This post could be subtitled, "Only Tastes Good if You Live Near a Farm," or "What we Made Our Parents for Anniversary Dinner," or "Tamar Adler Would Approve," or "Italians Do This All the Time, I Promise."
Back in May, we stayed at an agriturismo near Bologna where I ended up ordering the same thing for dinner every night: il piatto del verdurone. Not Alessandra's velvety ricotta tortelloni, not the fried goose egg, not the rosemary roast pork. Every night, I re-ordered the vegetable plate. These vegetables had been harvested from their farm that morning, boiled or baked, then doused in olive oil and salt. No herbs, no crumbled fried prosciutto, no garlic even. Asparagus: boil, oil, salt. Beets: boil, oil, salt. Zucchini: bake, oil, salt. So on and so forth. A to Z.
I plowed through three dinners' worth of vegetables, each night feeling the exact same sense of disbelief. How can these be so delicious? What did they do to them? What magic is at work to make boiled vegetables taste so good? But I think there wasn't any magic. I mean, the punchline to this story isn't a surprise. So choose whatever tagline you prefer: Buy Local/Know Your Farmer/Eat Seasonally. (Now make whatever face you make whenever you've said something blindingly obvious but true nevertheless.)
What still astounds me, however, is how good a vegetable can taste when it tastes like itself.

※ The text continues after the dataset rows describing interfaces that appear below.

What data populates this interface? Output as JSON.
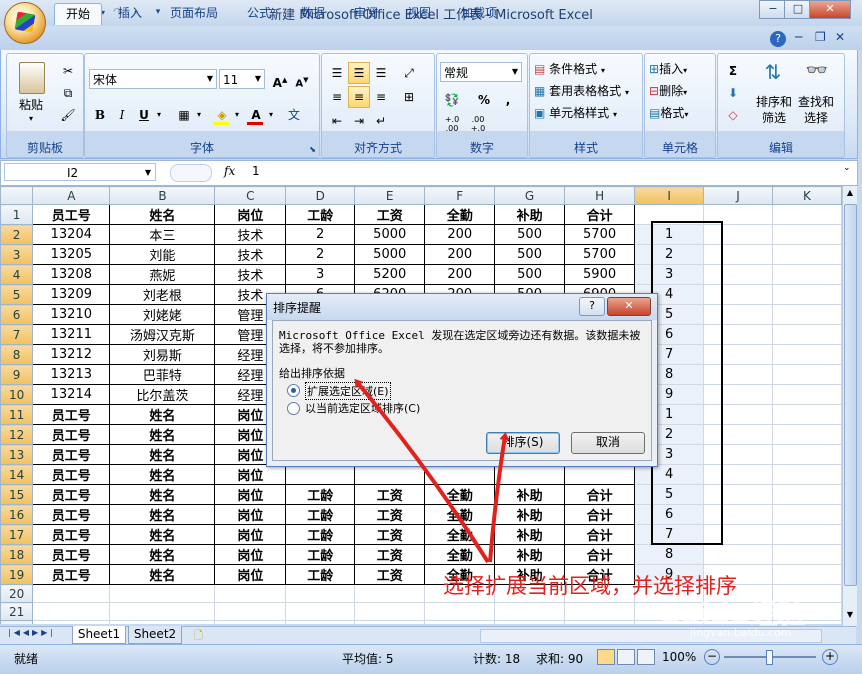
{
  "window": {
    "title": "新建 Microsoft Office Excel 工作表 - Microsoft Excel",
    "min": "−",
    "max": "□",
    "close": "✕"
  },
  "ribbon_tabs": [
    "开始",
    "插入",
    "页面布局",
    "公式",
    "数据",
    "审阅",
    "视图",
    "加载项"
  ],
  "ribbon": {
    "paste": "粘贴",
    "clipboard": "剪贴板",
    "font_name": "宋体",
    "font_size": "11",
    "bold": "B",
    "italic": "I",
    "underline": "U",
    "font_group": "字体",
    "align_group": "对齐方式",
    "number_format": "常规",
    "percent": "%",
    "comma": ",",
    "dec_inc": "+.0\n.00",
    "dec_dec": ".00\n+.0",
    "number_group": "数字",
    "cond_format": "条件格式",
    "table_format": "套用表格格式",
    "cell_style": "单元格样式",
    "style_group": "样式",
    "insert": "插入",
    "delete": "删除",
    "format": "格式",
    "cells_group": "单元格",
    "sort_filter": "排序和\n筛选",
    "find_select": "查找和\n选择",
    "edit_group": "编辑",
    "sum": "Σ"
  },
  "formula_bar": {
    "name_box": "I2",
    "fx": "fx",
    "value": "1"
  },
  "grid": {
    "columns": [
      "A",
      "B",
      "C",
      "D",
      "E",
      "F",
      "G",
      "H",
      "I",
      "J",
      "K"
    ],
    "rows": [
      [
        "员工号",
        "姓名",
        "岗位",
        "工龄",
        "工资",
        "全勤",
        "补助",
        "合计",
        ""
      ],
      [
        "13204",
        "本三",
        "技术",
        "2",
        "5000",
        "200",
        "500",
        "5700",
        "1"
      ],
      [
        "13205",
        "刘能",
        "技术",
        "2",
        "5000",
        "200",
        "500",
        "5700",
        "2"
      ],
      [
        "13208",
        "燕妮",
        "技术",
        "3",
        "5200",
        "200",
        "500",
        "5900",
        "3"
      ],
      [
        "13209",
        "刘老根",
        "技术",
        "6",
        "6200",
        "200",
        "500",
        "6900",
        "4"
      ],
      [
        "13210",
        "刘姥姥",
        "管理",
        "",
        "",
        "",
        "",
        "",
        "5"
      ],
      [
        "13211",
        "汤姆汉克斯",
        "管理",
        "",
        "",
        "",
        "",
        "",
        "6"
      ],
      [
        "13212",
        "刘易斯",
        "经理",
        "",
        "",
        "",
        "",
        "",
        "7"
      ],
      [
        "13213",
        "巴菲特",
        "经理",
        "",
        "",
        "",
        "",
        "",
        "8"
      ],
      [
        "13214",
        "比尔盖茨",
        "经理",
        "",
        "",
        "",
        "",
        "",
        "9"
      ],
      [
        "员工号",
        "姓名",
        "岗位",
        "",
        "",
        "",
        "",
        "",
        "1"
      ],
      [
        "员工号",
        "姓名",
        "岗位",
        "",
        "",
        "",
        "",
        "",
        "2"
      ],
      [
        "员工号",
        "姓名",
        "岗位",
        "",
        "",
        "",
        "",
        "",
        "3"
      ],
      [
        "员工号",
        "姓名",
        "岗位",
        "",
        "",
        "",
        "",
        "",
        "4"
      ],
      [
        "员工号",
        "姓名",
        "岗位",
        "工龄",
        "工资",
        "全勤",
        "补助",
        "合计",
        "5"
      ],
      [
        "员工号",
        "姓名",
        "岗位",
        "工龄",
        "工资",
        "全勤",
        "补助",
        "合计",
        "6"
      ],
      [
        "员工号",
        "姓名",
        "岗位",
        "工龄",
        "工资",
        "全勤",
        "补助",
        "合计",
        "7"
      ],
      [
        "员工号",
        "姓名",
        "岗位",
        "工龄",
        "工资",
        "全勤",
        "补助",
        "合计",
        "8"
      ],
      [
        "员工号",
        "姓名",
        "岗位",
        "工龄",
        "工资",
        "全勤",
        "补助",
        "合计",
        "9"
      ],
      [
        "",
        "",
        "",
        "",
        "",
        "",
        "",
        "",
        ""
      ],
      [
        "",
        "",
        "",
        "",
        "",
        "",
        "",
        "",
        ""
      ],
      [
        "",
        "",
        "",
        "",
        "",
        "",
        "",
        "",
        ""
      ],
      [
        "",
        "",
        "",
        "",
        "",
        "",
        "",
        "",
        ""
      ],
      [
        "",
        "",
        "",
        "",
        "",
        "",
        "",
        "",
        ""
      ]
    ]
  },
  "sheets": [
    "Sheet1",
    "Sheet2"
  ],
  "status": {
    "ready": "就绪",
    "average": "平均值: 5",
    "count": "计数: 18",
    "sum": "求和: 90",
    "zoom": "100%"
  },
  "dialog": {
    "title": "排序提醒",
    "help": "?",
    "close": "✕",
    "message": "Microsoft Office Excel 发现在选定区域旁边还有数据。该数据未被选择，将不参加排序。",
    "group_label": "给出排序依据",
    "option1": "扩展选定区域(E)",
    "option2": "以当前选定区域排序(C)",
    "ok": "排序(S)",
    "cancel": "取消"
  },
  "annotation": "选择扩展当前区域，并选择排序",
  "watermark": "Baidu经验",
  "watermark_sub": "jingyan.baidu.com",
  "colors": {
    "arrow": "#e3211c",
    "ribbon_accent": "#15428b"
  }
}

When a beet tastes sweet and a little bit minerally, so tender it glides against your teeth? That's delicious. When a potato is creamy and buttery without the addition of cream and butter, but because it simply is? That, too, is delicious.
I often forget that when I treat something with genuine respect, it reveals itself in beautiful ways. But respect is no simple matter! It can actually take a bit of work. It means finding honest vegetables grown by farmers or friends, paying for them without resentment, using them within a day or two, and cooking them with care. Does that sound like no big deal? For this dinner, it meant signing up for the CSA months ahead of time and paying a few hundred dollars up front. It meant juggling our Tuesday afternoon schedules and asking Kevin to leave work a few minutes early so he could make it out to the farm to do the pick up. It meant committing to cook what was fresh in our fridge the next day instead of getting take out. So in truth, respecting my food happens much more rarely than I'd like.
My normal is more like this: drive five blocks to the No Frills grocer to buy the California broccoli that's on special for a dollar a pound, forget said broccoli in the fridge for a couple weeks, then perform a rescue operation by cutting off everything that looks a little sad and drowning the rest in salt/garlic/cheese/lemon/anchovies, then roast the hell out of it in the oven and hope for the best. Too often, my dinners are the product of busy lives, inattention, and a broken food system.
In truth, I think that respecting food often requires either sacrifice (time, money, effort, knowledge) or privilege (the luxury of time, money, effort, knowledge). But when those things are available, and I spend an hour trimming and washing my produce, when I have olive oil in my cupboard from a friend of a friend, when I've read Adler's book An Everlasting Meal and her philosophy on warm, freshly boiled vegetables, then I get a dinner like in the photo.
And even as I wish they were more normal, these rare, lovely dinners spark my imagination for how life could be: respectful to the eaters, the farmers, the vegetables, indeed, to Creation. Dinner was merely boiled in a pot of salted water and served with oil and bread, but halfway through his meal, Kevin looked up from his plate and grinned. In between bites of silken beet greens and freshly dug potatoes, he declared, "Let's boil EVERYTHING."